Task details = Each entry should be quoted word for word, including every mark of punctuation.

Available data =
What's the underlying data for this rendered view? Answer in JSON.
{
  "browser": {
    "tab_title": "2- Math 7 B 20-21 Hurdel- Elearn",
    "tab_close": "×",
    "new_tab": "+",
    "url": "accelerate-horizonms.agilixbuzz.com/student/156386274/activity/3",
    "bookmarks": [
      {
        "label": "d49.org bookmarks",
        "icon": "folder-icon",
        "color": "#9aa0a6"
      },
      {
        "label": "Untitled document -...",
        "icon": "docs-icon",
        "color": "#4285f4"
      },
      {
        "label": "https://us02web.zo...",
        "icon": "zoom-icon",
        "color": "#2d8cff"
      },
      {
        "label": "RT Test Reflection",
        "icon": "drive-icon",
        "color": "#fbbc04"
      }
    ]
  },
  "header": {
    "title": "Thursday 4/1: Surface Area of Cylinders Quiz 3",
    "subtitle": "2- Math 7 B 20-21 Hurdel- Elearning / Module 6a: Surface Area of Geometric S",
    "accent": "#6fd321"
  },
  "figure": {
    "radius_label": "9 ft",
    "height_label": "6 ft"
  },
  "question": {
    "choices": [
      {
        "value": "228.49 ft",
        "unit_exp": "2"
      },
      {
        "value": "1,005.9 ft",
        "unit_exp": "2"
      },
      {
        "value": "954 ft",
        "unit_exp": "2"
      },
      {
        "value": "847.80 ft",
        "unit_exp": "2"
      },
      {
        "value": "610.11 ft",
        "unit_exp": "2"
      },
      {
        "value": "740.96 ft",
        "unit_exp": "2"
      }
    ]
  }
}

Result of the task =
What's the underlying data for this rendered view? Answer in JSON.
{
  "browser": {
    "tab_title": "2- Math 7 B 20-21 Hurdel- Elearn",
    "tab_close": "×",
    "new_tab": "+",
    "url": "accelerate-horizonms.agilixbuzz.com/student/156386274/activity/3",
    "bookmarks": [
      {
        "label": "d49.org bookmarks",
        "icon": "folder-icon",
        "color": "#9aa0a6"
      },
      {
        "label": "Untitled document -...",
        "icon": "docs-icon",
        "color": "#4285f4"
      },
      {
        "label": "https://us02web.zo...",
        "icon": "zoom-icon",
        "color": "#2d8cff"
      },
      {
        "label": "RT Test Reflection",
        "icon": "drive-icon",
        "color": "#fbbc04"
      }
    ]
  },
  "header": {
    "title": "Thursday 4/1: Surface Area of Cylinders Quiz 3",
    "subtitle": "2- Math 7 B 20-21 Hurdel- Elearning / Module 6a: Surface Area of Geometric S",
    "accent": "#6fd321"
  },
  "figure": {
    "radius_label": "9 ft",
    "height_label": "6 ft"
  },
  "question": {
    "choices": [
      {
        "value": "228.49 ft",
        "unit_exp": "2"
      },
      {
        "value": "1,005.9 ft",
        "unit_exp": "2"
      },
      {
        "value": "954 ft",
        "unit_exp": "2"
      },
      {
        "value": "847.80 ft",
        "unit_exp": "2"
      },
      {
        "value": "610.11 ft",
        "unit_exp": "2"
      },
      {
        "value": "740.96 ft",
        "unit_exp": "2"
      }
    ]
  }
}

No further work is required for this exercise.